Excerpts from an interface dataset:
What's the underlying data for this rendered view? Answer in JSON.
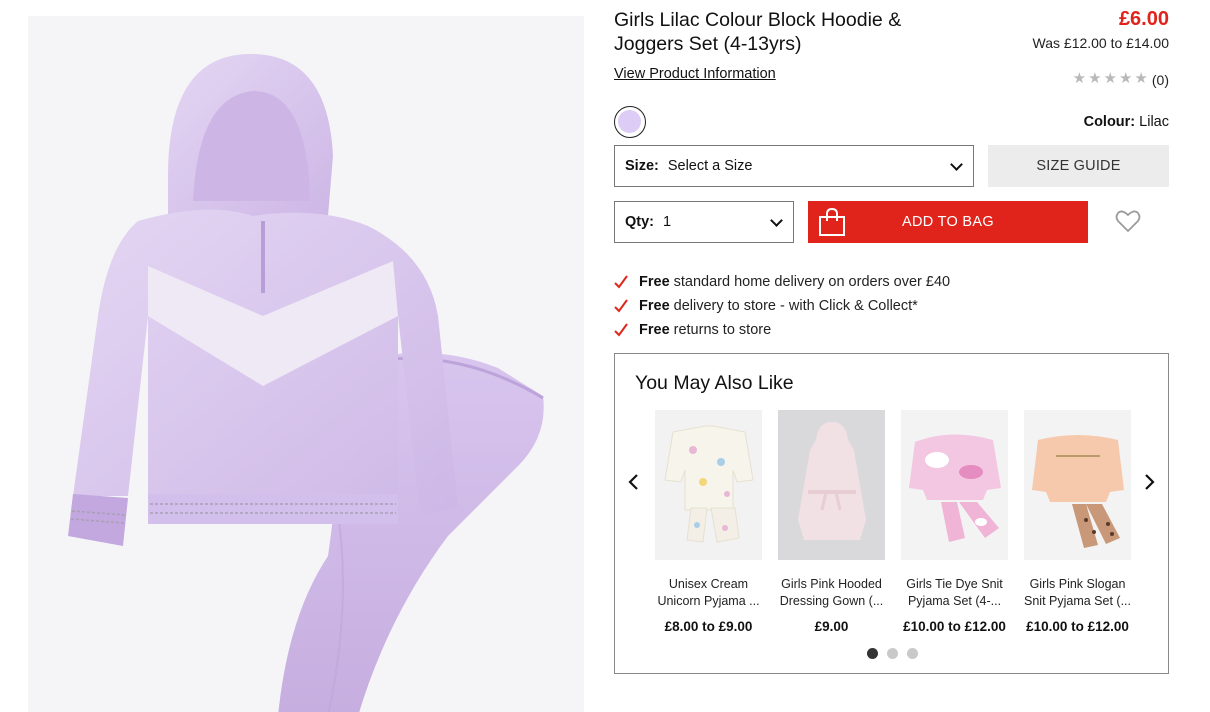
{
  "product": {
    "title_line1": "Girls Lilac Colour Block Hoodie &",
    "title_line2": "Joggers Set (4-13yrs)",
    "price": "£6.00",
    "was_price": "Was £12.00 to £14.00",
    "view_info": "View Product Information",
    "review_count": "(0)",
    "stars": 5,
    "stars_filled": 0,
    "colour_label": "Colour:",
    "colour_value": "Lilac",
    "colour_hex": "#dcccf6"
  },
  "form": {
    "size_label": "Size:",
    "size_value": "Select a Size",
    "size_guide": "SIZE GUIDE",
    "qty_label": "Qty:",
    "qty_value": "1",
    "add_to_bag": "ADD TO BAG"
  },
  "delivery": [
    {
      "bold": "Free",
      "text": "standard home delivery on orders over £40"
    },
    {
      "bold": "Free",
      "text": "delivery to store - with Click & Collect*"
    },
    {
      "bold": "Free",
      "text": "returns to store"
    }
  ],
  "ymal": {
    "title": "You May Also Like",
    "items": [
      {
        "line1": "Unisex Cream",
        "line2": "Unicorn Pyjama ...",
        "price": "£8.00 to £9.00"
      },
      {
        "line1": "Girls Pink Hooded",
        "line2": "Dressing Gown (...",
        "price": "£9.00"
      },
      {
        "line1": "Girls Tie Dye Snit",
        "line2": "Pyjama Set (4-...",
        "price": "£10.00 to £12.00"
      },
      {
        "line1": "Girls Pink Slogan",
        "line2": "Snit Pyjama Set (...",
        "price": "£10.00 to £12.00"
      }
    ],
    "pages": 3,
    "active_page": 1
  },
  "colors": {
    "accent_red": "#e0241c",
    "lilac": "#d9c6ef",
    "guide_bg": "#ececec"
  },
  "icons": [
    "shopping-bag-icon",
    "heart-icon",
    "star-icon",
    "tick-icon",
    "chevron-left-icon",
    "chevron-right-icon",
    "chevron-down-icon"
  ]
}
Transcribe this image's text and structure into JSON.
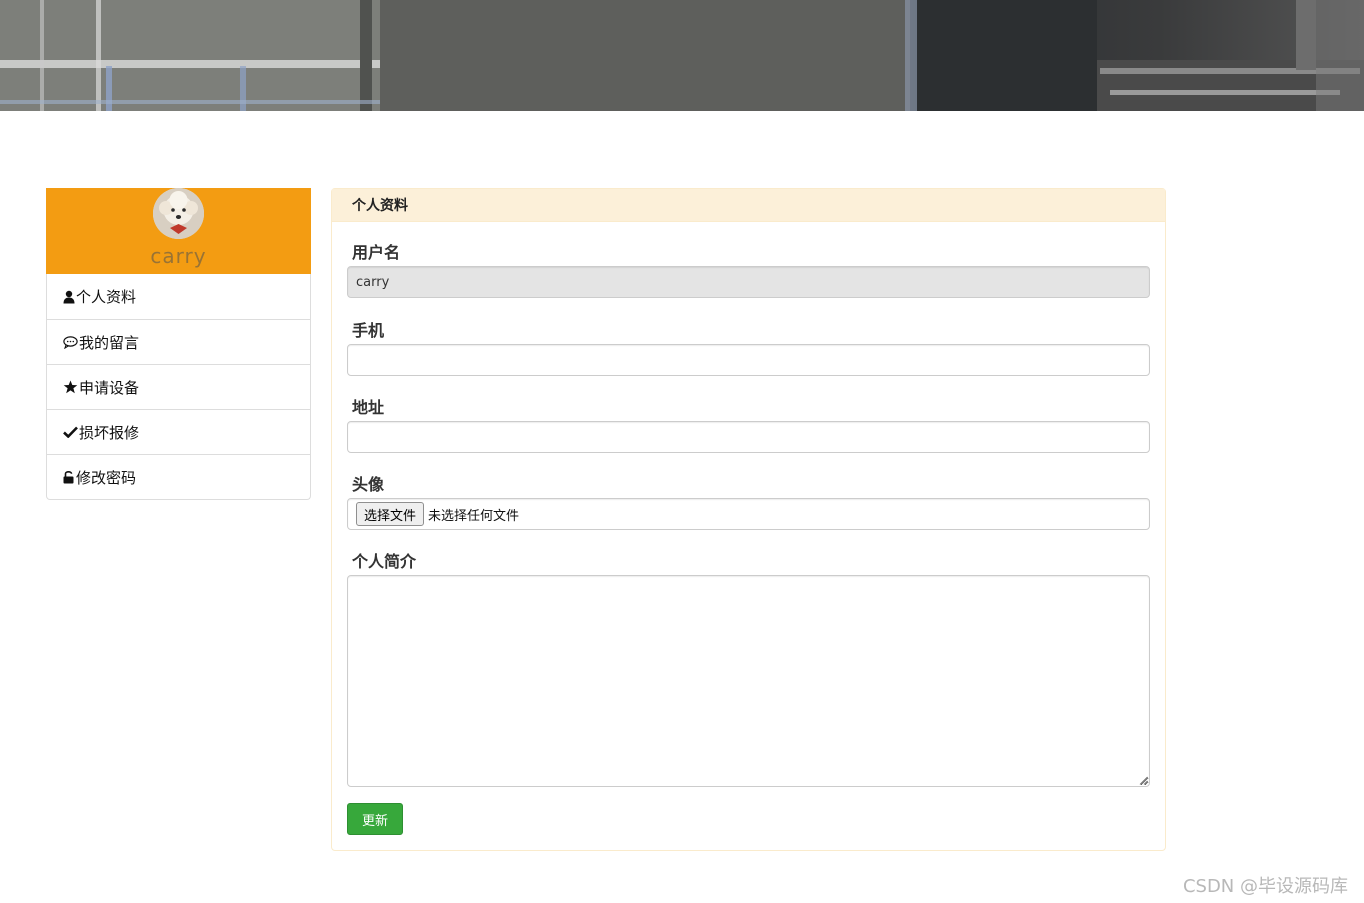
{
  "sidebar": {
    "username": "carry",
    "menu": [
      {
        "label": "个人资料",
        "icon": "user-icon"
      },
      {
        "label": "我的留言",
        "icon": "comment-icon"
      },
      {
        "label": "申请设备",
        "icon": "star-icon"
      },
      {
        "label": "损坏报修",
        "icon": "check-icon"
      },
      {
        "label": "修改密码",
        "icon": "unlock-icon"
      }
    ]
  },
  "panel": {
    "title": "个人资料",
    "fields": {
      "username_label": "用户名",
      "username_value": "carry",
      "phone_label": "手机",
      "phone_value": "",
      "address_label": "地址",
      "address_value": "",
      "avatar_label": "头像",
      "avatar_button": "选择文件",
      "avatar_status": "未选择任何文件",
      "bio_label": "个人简介",
      "bio_value": ""
    },
    "submit_label": "更新"
  },
  "watermark": "CSDN @毕设源码库",
  "colors": {
    "profile_bg": "#f39c12",
    "panel_heading_bg": "#fcf0d9",
    "panel_border": "#faebcc",
    "submit_bg": "#37a83b"
  }
}
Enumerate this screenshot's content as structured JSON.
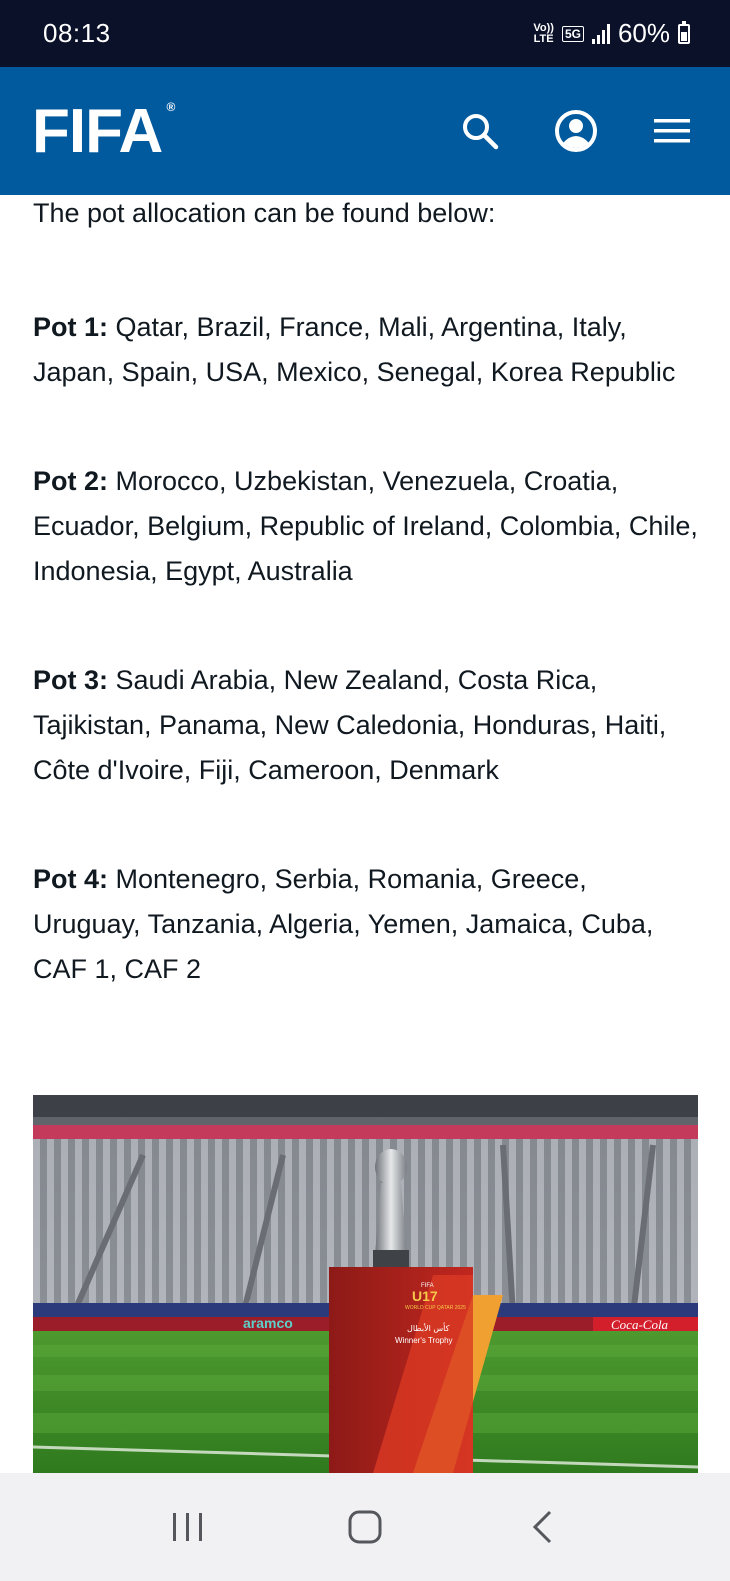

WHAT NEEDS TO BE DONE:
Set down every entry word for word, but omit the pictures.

EXPECTED ANSWER:
What's the underlying data for this rendered view? Answer in JSON.
{
  "product": {
    "title_line1": "Girls Lilac Colour Block Hoodie &",
    "title_line2": "Joggers Set (4-13yrs)",
    "price": "£6.00",
    "was_price": "Was £12.00 to £14.00",
    "view_info": "View Product Information",
    "review_count": "(0)",
    "stars": 5,
    "stars_filled": 0,
    "colour_label": "Colour:",
    "colour_value": "Lilac",
    "colour_hex": "#dcccf6"
  },
  "form": {
    "size_label": "Size:",
    "size_value": "Select a Size",
    "size_guide": "SIZE GUIDE",
    "qty_label": "Qty:",
    "qty_value": "1",
    "add_to_bag": "ADD TO BAG"
  },
  "delivery": [
    {
      "bold": "Free",
      "text": "standard home delivery on orders over £40"
    },
    {
      "bold": "Free",
      "text": "delivery to store - with Click & Collect*"
    },
    {
      "bold": "Free",
      "text": "returns to store"
    }
  ],
  "ymal": {
    "title": "You May Also Like",
    "items": [
      {
        "line1": "Unisex Cream",
        "line2": "Unicorn Pyjama ...",
        "price": "£8.00 to £9.00"
      },
      {
        "line1": "Girls Pink Hooded",
        "line2": "Dressing Gown (...",
        "price": "£9.00"
      },
      {
        "line1": "Girls Tie Dye Snit",
        "line2": "Pyjama Set (4-...",
        "price": "£10.00 to £12.00"
      },
      {
        "line1": "Girls Pink Slogan",
        "line2": "Snit Pyjama Set (...",
        "price": "£10.00 to £12.00"
      }
    ],
    "pages": 3,
    "active_page": 1
  },
  "colors": {
    "accent_red": "#e0241c",
    "lilac": "#d9c6ef",
    "guide_bg": "#ececec"
  },
  "icons": [
    "shopping-bag-icon",
    "heart-icon",
    "star-icon",
    "tick-icon",
    "chevron-left-icon",
    "chevron-right-icon",
    "chevron-down-icon"
  ]
}
Transcribe this image's text and structure into JSON.
{
  "sidebar": {
    "username": "carry",
    "menu": [
      {
        "label": "个人资料",
        "icon": "user-icon"
      },
      {
        "label": "我的留言",
        "icon": "comment-icon"
      },
      {
        "label": "申请设备",
        "icon": "star-icon"
      },
      {
        "label": "损坏报修",
        "icon": "check-icon"
      },
      {
        "label": "修改密码",
        "icon": "unlock-icon"
      }
    ]
  },
  "panel": {
    "title": "个人资料",
    "fields": {
      "username_label": "用户名",
      "username_value": "carry",
      "phone_label": "手机",
      "phone_value": "",
      "address_label": "地址",
      "address_value": "",
      "avatar_label": "头像",
      "avatar_button": "选择文件",
      "avatar_status": "未选择任何文件",
      "bio_label": "个人简介",
      "bio_value": ""
    },
    "submit_label": "更新"
  },
  "watermark": "CSDN @毕设源码库",
  "colors": {
    "profile_bg": "#f39c12",
    "panel_heading_bg": "#fcf0d9",
    "panel_border": "#faebcc",
    "submit_bg": "#37a83b"
  }
}
Enumerate this screenshot's content as structured JSON.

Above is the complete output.